= TASK OBJECTIVE =
Copy out each line of the data holding "Kontrast".

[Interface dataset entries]

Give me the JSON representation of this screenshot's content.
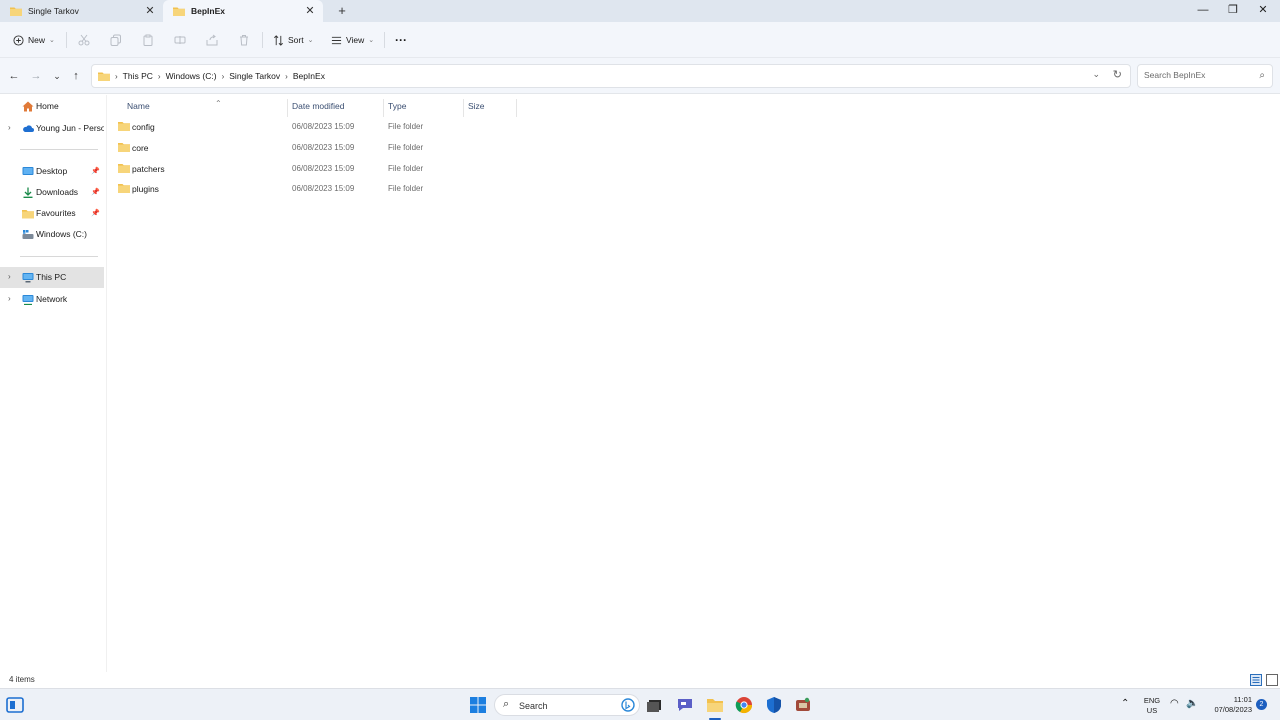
{
  "tabs": [
    {
      "label": "Single Tarkov"
    },
    {
      "label": "BepInEx"
    }
  ],
  "toolbar": {
    "new_label": "New",
    "sort_label": "Sort",
    "view_label": "View",
    "more_label": "···"
  },
  "address": {
    "crumbs": [
      "This PC",
      "Windows (C:)",
      "Single Tarkov",
      "BepInEx"
    ],
    "search_placeholder": "Search BepInEx"
  },
  "sidebar": {
    "items": [
      {
        "label": "Home"
      },
      {
        "label": "Young Jun - Personal"
      },
      {
        "label": "Desktop"
      },
      {
        "label": "Downloads"
      },
      {
        "label": "Favourites"
      },
      {
        "label": "Windows (C:)"
      },
      {
        "label": "This PC"
      },
      {
        "label": "Network"
      }
    ]
  },
  "columns": {
    "name": "Name",
    "date": "Date modified",
    "type": "Type",
    "size": "Size"
  },
  "files": [
    {
      "name": "config",
      "date": "06/08/2023 15:09",
      "type": "File folder"
    },
    {
      "name": "core",
      "date": "06/08/2023 15:09",
      "type": "File folder"
    },
    {
      "name": "patchers",
      "date": "06/08/2023 15:09",
      "type": "File folder"
    },
    {
      "name": "plugins",
      "date": "06/08/2023 15:09",
      "type": "File folder"
    }
  ],
  "status": {
    "item_count": "4 items"
  },
  "taskbar": {
    "search_label": "Search",
    "lang": "ENG",
    "region": "US",
    "time": "11:01",
    "date": "07/08/2023",
    "notification_count": "2"
  },
  "colors": {
    "folder": "#f2c14e",
    "accent": "#1d5fbf"
  }
}
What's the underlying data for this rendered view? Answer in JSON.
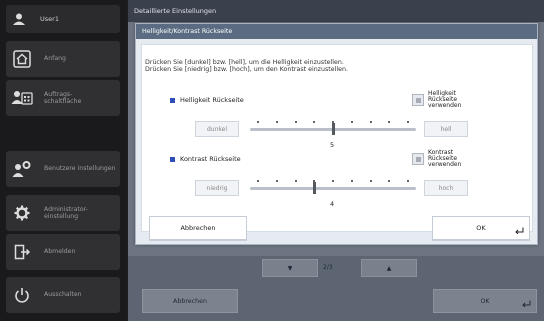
{
  "sidebar": {
    "user_label": "User1",
    "items": [
      {
        "label": "Anfang",
        "icon": "home-icon"
      },
      {
        "label": "Auftrags-\nschaltfläche",
        "icon": "job-button-icon"
      },
      {
        "label": "Benutzere instellungen",
        "icon": "user-settings-icon"
      },
      {
        "label": "Administrator-\neinstellung",
        "icon": "admin-gear-icon"
      },
      {
        "label": "Abmelden",
        "icon": "logout-icon"
      },
      {
        "label": "Ausschalten",
        "icon": "power-icon"
      }
    ]
  },
  "main": {
    "header": "Detaillierte Einstellungen",
    "page_indicator": "2/3",
    "cancel_label": "Abbrechen",
    "ok_label": "OK"
  },
  "dialog": {
    "title": "Helligkeit/Kontrast Rückseite",
    "description_line1": "Drücken Sie [dunkel] bzw. [hell], um die Helligkeit einzustellen.",
    "description_line2": "Drücken Sie [niedrig] bzw. [hoch], um den Kontrast einzustellen.",
    "brightness": {
      "label": "Helligkeit Rückseite",
      "checkbox_label": "Helligkeit\nRückseite\nverwenden",
      "min_label": "dunkel",
      "max_label": "hell",
      "value": "5",
      "level": 5,
      "steps": 9
    },
    "contrast": {
      "label": "Kontrast Rückseite",
      "checkbox_label": "Kontrast\nRückseite\nverwenden",
      "min_label": "niedrig",
      "max_label": "hoch",
      "value": "4",
      "level": 4,
      "steps": 9
    },
    "cancel_label": "Abbrechen",
    "ok_label": "OK"
  },
  "colors": {
    "accent_bullet": "#2f4fb8",
    "dialog_title_bg": "#5b6c82",
    "sidebar_bg": "#1a1a1c"
  }
}
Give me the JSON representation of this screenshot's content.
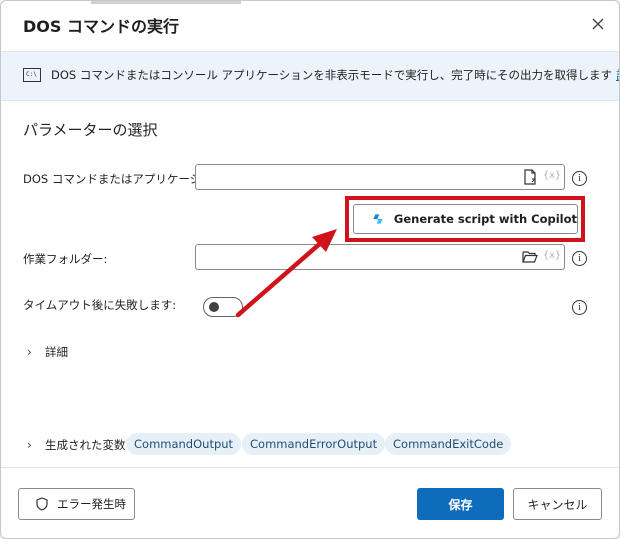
{
  "dialog": {
    "title": "DOS コマンドの実行",
    "close_icon": "close-icon"
  },
  "info": {
    "icon": "console-icon",
    "icon_text": "C:\\",
    "text": "DOS コマンドまたはコンソール アプリケーションを非表示モードで実行し、完了時にその出力を取得します",
    "link": "詳細"
  },
  "parameters": {
    "section_title": "パラメーターの選択",
    "command": {
      "label": "DOS コマンドまたはアプリケーション:",
      "value": "",
      "file_icon": "file-icon",
      "var_text": "{x}"
    },
    "copilot": {
      "label": "Generate script with Copilot",
      "icon": "copilot-icon"
    },
    "working_folder": {
      "label": "作業フォルダー:",
      "value": "",
      "folder_icon": "folder-icon",
      "var_text": "{x}"
    },
    "timeout": {
      "label": "タイムアウト後に失敗します:",
      "state": "off"
    },
    "details_label": "詳細"
  },
  "variables": {
    "label": "生成された変数",
    "items": [
      "CommandOutput",
      "CommandErrorOutput",
      "CommandExitCode"
    ]
  },
  "footer": {
    "error_label": "エラー発生時",
    "save_label": "保存",
    "cancel_label": "キャンセル"
  },
  "help_glyph": "i",
  "colors": {
    "accent": "#0f6cbd",
    "highlight": "#d0121b",
    "info_bg": "#edf3fa",
    "chip_bg": "#e8f0f7"
  }
}
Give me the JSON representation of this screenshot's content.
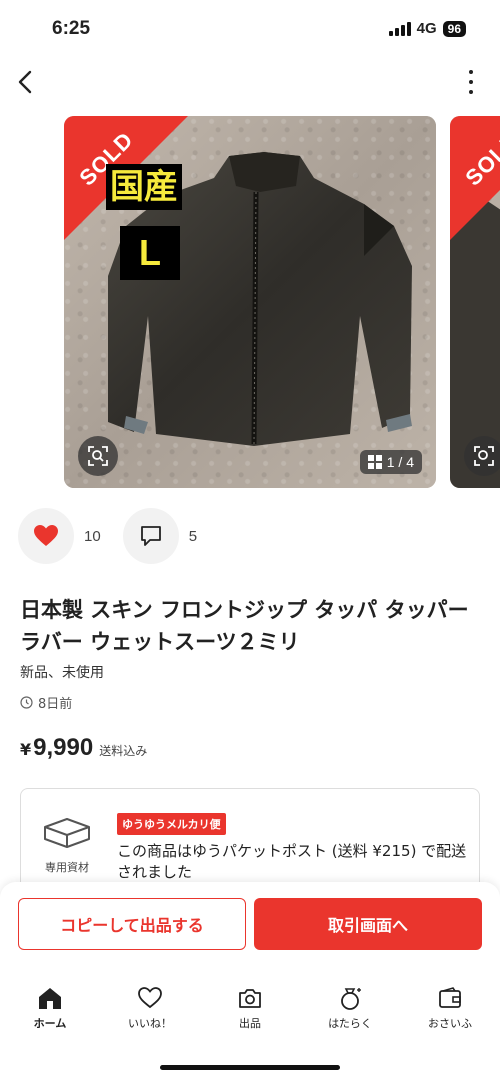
{
  "status_bar": {
    "time": "6:25",
    "network": "4G",
    "battery": "96"
  },
  "gallery": {
    "sold_label": "SOLD",
    "tag_domestic": "国産",
    "tag_size": "L",
    "counter": "1 / 4"
  },
  "engagement": {
    "likes": "10",
    "comments": "5"
  },
  "product": {
    "title": "日本製 スキン フロントジップ タッパ タッパーラバー ウェットスーツ２ミリ",
    "condition": "新品、未使用",
    "posted": "8日前",
    "currency": "¥",
    "price": "9,990",
    "shipping_included": "送料込み"
  },
  "shipping": {
    "box_label": "専用資材",
    "badge": "ゆうゆうメルカリ便",
    "message": "この商品はゆうパケットポスト (送料 ¥215) で配送されました"
  },
  "actions": {
    "copy_label": "コピーして出品する",
    "trade_label": "取引画面へ"
  },
  "tabbar": {
    "items": [
      {
        "label": "ホーム",
        "icon": "home-icon"
      },
      {
        "label": "いいね！",
        "icon": "heart-icon"
      },
      {
        "label": "出品",
        "icon": "camera-icon"
      },
      {
        "label": "はたらく",
        "icon": "bag-icon"
      },
      {
        "label": "おさいふ",
        "icon": "wallet-icon"
      }
    ]
  },
  "colors": {
    "accent": "#ea352d",
    "tag_text": "#f6ea3c"
  }
}
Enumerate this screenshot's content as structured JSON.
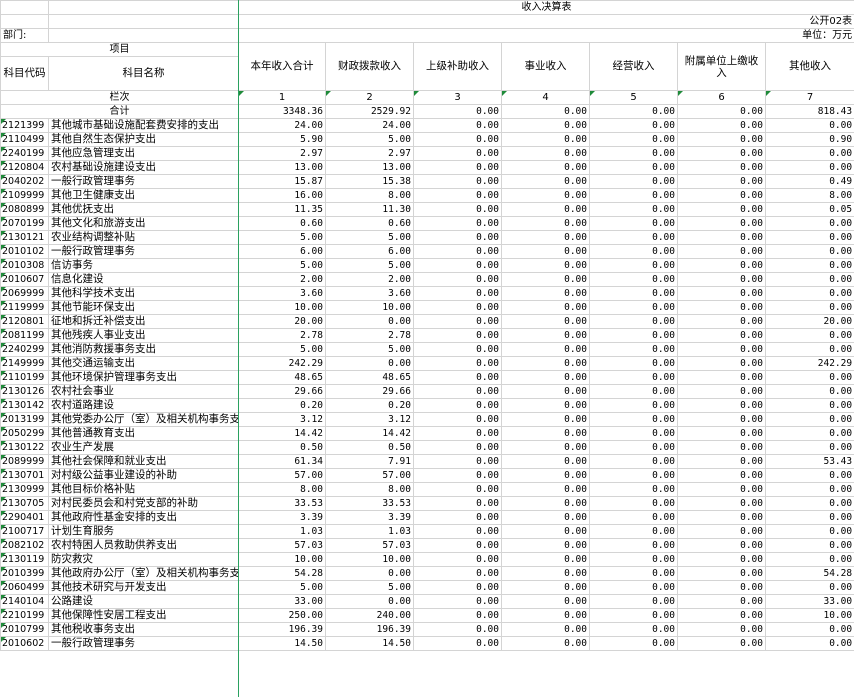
{
  "sheet": {
    "title": "收入决算表",
    "form_code": "公开02表",
    "dept_label": "部门:",
    "unit_label": "单位：万元",
    "item_group_header": "项目",
    "code_header": "科目代码",
    "name_header": "科目名称",
    "col_index_label": "栏次",
    "total_label": "合计"
  },
  "columns": [
    {
      "header": "本年收入合计",
      "index": "1"
    },
    {
      "header": "财政拨款收入",
      "index": "2"
    },
    {
      "header": "上级补助收入",
      "index": "3"
    },
    {
      "header": "事业收入",
      "index": "4"
    },
    {
      "header": "经营收入",
      "index": "5"
    },
    {
      "header": "附属单位上缴收入",
      "index": "6"
    },
    {
      "header": "其他收入",
      "index": "7"
    }
  ],
  "totals": [
    "3348.36",
    "2529.92",
    "0.00",
    "0.00",
    "0.00",
    "0.00",
    "818.43"
  ],
  "rows": [
    {
      "code": "2121399",
      "name": "其他城市基础设施配套费安排的支出",
      "v": [
        "24.00",
        "24.00",
        "0.00",
        "0.00",
        "0.00",
        "0.00",
        "0.00"
      ]
    },
    {
      "code": "2110499",
      "name": "其他自然生态保护支出",
      "v": [
        "5.90",
        "5.00",
        "0.00",
        "0.00",
        "0.00",
        "0.00",
        "0.90"
      ]
    },
    {
      "code": "2240199",
      "name": "其他应急管理支出",
      "v": [
        "2.97",
        "2.97",
        "0.00",
        "0.00",
        "0.00",
        "0.00",
        "0.00"
      ]
    },
    {
      "code": "2120804",
      "name": "农村基础设施建设支出",
      "v": [
        "13.00",
        "13.00",
        "0.00",
        "0.00",
        "0.00",
        "0.00",
        "0.00"
      ]
    },
    {
      "code": "2040202",
      "name": "一般行政管理事务",
      "v": [
        "15.87",
        "15.38",
        "0.00",
        "0.00",
        "0.00",
        "0.00",
        "0.49"
      ]
    },
    {
      "code": "2109999",
      "name": "其他卫生健康支出",
      "v": [
        "16.00",
        "8.00",
        "0.00",
        "0.00",
        "0.00",
        "0.00",
        "8.00"
      ]
    },
    {
      "code": "2080899",
      "name": "其他优抚支出",
      "v": [
        "11.35",
        "11.30",
        "0.00",
        "0.00",
        "0.00",
        "0.00",
        "0.05"
      ]
    },
    {
      "code": "2070199",
      "name": "其他文化和旅游支出",
      "v": [
        "0.60",
        "0.60",
        "0.00",
        "0.00",
        "0.00",
        "0.00",
        "0.00"
      ]
    },
    {
      "code": "2130121",
      "name": "农业结构调整补贴",
      "v": [
        "5.00",
        "5.00",
        "0.00",
        "0.00",
        "0.00",
        "0.00",
        "0.00"
      ]
    },
    {
      "code": "2010102",
      "name": "一般行政管理事务",
      "v": [
        "6.00",
        "6.00",
        "0.00",
        "0.00",
        "0.00",
        "0.00",
        "0.00"
      ]
    },
    {
      "code": "2010308",
      "name": "信访事务",
      "v": [
        "5.00",
        "5.00",
        "0.00",
        "0.00",
        "0.00",
        "0.00",
        "0.00"
      ]
    },
    {
      "code": "2010607",
      "name": "信息化建设",
      "v": [
        "2.00",
        "2.00",
        "0.00",
        "0.00",
        "0.00",
        "0.00",
        "0.00"
      ]
    },
    {
      "code": "2069999",
      "name": "其他科学技术支出",
      "v": [
        "3.60",
        "3.60",
        "0.00",
        "0.00",
        "0.00",
        "0.00",
        "0.00"
      ]
    },
    {
      "code": "2119999",
      "name": "其他节能环保支出",
      "v": [
        "10.00",
        "10.00",
        "0.00",
        "0.00",
        "0.00",
        "0.00",
        "0.00"
      ]
    },
    {
      "code": "2120801",
      "name": "征地和拆迁补偿支出",
      "v": [
        "20.00",
        "0.00",
        "0.00",
        "0.00",
        "0.00",
        "0.00",
        "20.00"
      ]
    },
    {
      "code": "2081199",
      "name": "其他残疾人事业支出",
      "v": [
        "2.78",
        "2.78",
        "0.00",
        "0.00",
        "0.00",
        "0.00",
        "0.00"
      ]
    },
    {
      "code": "2240299",
      "name": "其他消防救援事务支出",
      "v": [
        "5.00",
        "5.00",
        "0.00",
        "0.00",
        "0.00",
        "0.00",
        "0.00"
      ]
    },
    {
      "code": "2149999",
      "name": "其他交通运输支出",
      "v": [
        "242.29",
        "0.00",
        "0.00",
        "0.00",
        "0.00",
        "0.00",
        "242.29"
      ]
    },
    {
      "code": "2110199",
      "name": "其他环境保护管理事务支出",
      "v": [
        "48.65",
        "48.65",
        "0.00",
        "0.00",
        "0.00",
        "0.00",
        "0.00"
      ]
    },
    {
      "code": "2130126",
      "name": "农村社会事业",
      "v": [
        "29.66",
        "29.66",
        "0.00",
        "0.00",
        "0.00",
        "0.00",
        "0.00"
      ]
    },
    {
      "code": "2130142",
      "name": "农村道路建设",
      "v": [
        "0.20",
        "0.20",
        "0.00",
        "0.00",
        "0.00",
        "0.00",
        "0.00"
      ]
    },
    {
      "code": "2013199",
      "name": "其他党委办公厅（室）及相关机构事务支",
      "v": [
        "3.12",
        "3.12",
        "0.00",
        "0.00",
        "0.00",
        "0.00",
        "0.00"
      ]
    },
    {
      "code": "2050299",
      "name": "其他普通教育支出",
      "v": [
        "14.42",
        "14.42",
        "0.00",
        "0.00",
        "0.00",
        "0.00",
        "0.00"
      ]
    },
    {
      "code": "2130122",
      "name": "农业生产发展",
      "v": [
        "0.50",
        "0.50",
        "0.00",
        "0.00",
        "0.00",
        "0.00",
        "0.00"
      ]
    },
    {
      "code": "2089999",
      "name": "其他社会保障和就业支出",
      "v": [
        "61.34",
        "7.91",
        "0.00",
        "0.00",
        "0.00",
        "0.00",
        "53.43"
      ]
    },
    {
      "code": "2130701",
      "name": "对村级公益事业建设的补助",
      "v": [
        "57.00",
        "57.00",
        "0.00",
        "0.00",
        "0.00",
        "0.00",
        "0.00"
      ]
    },
    {
      "code": "2130999",
      "name": "其他目标价格补贴",
      "v": [
        "8.00",
        "8.00",
        "0.00",
        "0.00",
        "0.00",
        "0.00",
        "0.00"
      ]
    },
    {
      "code": "2130705",
      "name": "对村民委员会和村党支部的补助",
      "v": [
        "33.53",
        "33.53",
        "0.00",
        "0.00",
        "0.00",
        "0.00",
        "0.00"
      ]
    },
    {
      "code": "2290401",
      "name": "其他政府性基金安排的支出",
      "v": [
        "3.39",
        "3.39",
        "0.00",
        "0.00",
        "0.00",
        "0.00",
        "0.00"
      ]
    },
    {
      "code": "2100717",
      "name": "计划生育服务",
      "v": [
        "1.03",
        "1.03",
        "0.00",
        "0.00",
        "0.00",
        "0.00",
        "0.00"
      ]
    },
    {
      "code": "2082102",
      "name": "农村特困人员救助供养支出",
      "v": [
        "57.03",
        "57.03",
        "0.00",
        "0.00",
        "0.00",
        "0.00",
        "0.00"
      ]
    },
    {
      "code": "2130119",
      "name": "防灾救灾",
      "v": [
        "10.00",
        "10.00",
        "0.00",
        "0.00",
        "0.00",
        "0.00",
        "0.00"
      ]
    },
    {
      "code": "2010399",
      "name": "其他政府办公厅（室）及相关机构事务支",
      "v": [
        "54.28",
        "0.00",
        "0.00",
        "0.00",
        "0.00",
        "0.00",
        "54.28"
      ]
    },
    {
      "code": "2060499",
      "name": "其他技术研究与开发支出",
      "v": [
        "5.00",
        "5.00",
        "0.00",
        "0.00",
        "0.00",
        "0.00",
        "0.00"
      ]
    },
    {
      "code": "2140104",
      "name": "公路建设",
      "v": [
        "33.00",
        "0.00",
        "0.00",
        "0.00",
        "0.00",
        "0.00",
        "33.00"
      ]
    },
    {
      "code": "2210199",
      "name": "其他保障性安居工程支出",
      "v": [
        "250.00",
        "240.00",
        "0.00",
        "0.00",
        "0.00",
        "0.00",
        "10.00"
      ]
    },
    {
      "code": "2010799",
      "name": "其他税收事务支出",
      "v": [
        "196.39",
        "196.39",
        "0.00",
        "0.00",
        "0.00",
        "0.00",
        "0.00"
      ]
    },
    {
      "code": "2010602",
      "name": "一般行政管理事务",
      "v": [
        "14.50",
        "14.50",
        "0.00",
        "0.00",
        "0.00",
        "0.00",
        "0.00"
      ]
    }
  ]
}
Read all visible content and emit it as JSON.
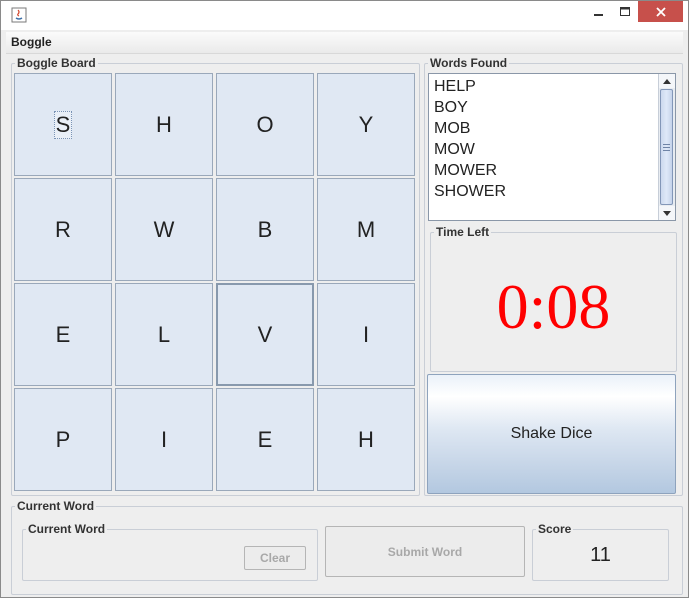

= TASK SOLUTION =
    "title": "Helligkeit/Kontrast Rückseite",
    "description_line2": "Drücken Sie [niedrig] bzw. [hoch], um den Kontrast einzustellen.",
      "label": "Kontrast Rückseite",
      "checkbox_label": "Kontrast\nRückseite\nverwenden",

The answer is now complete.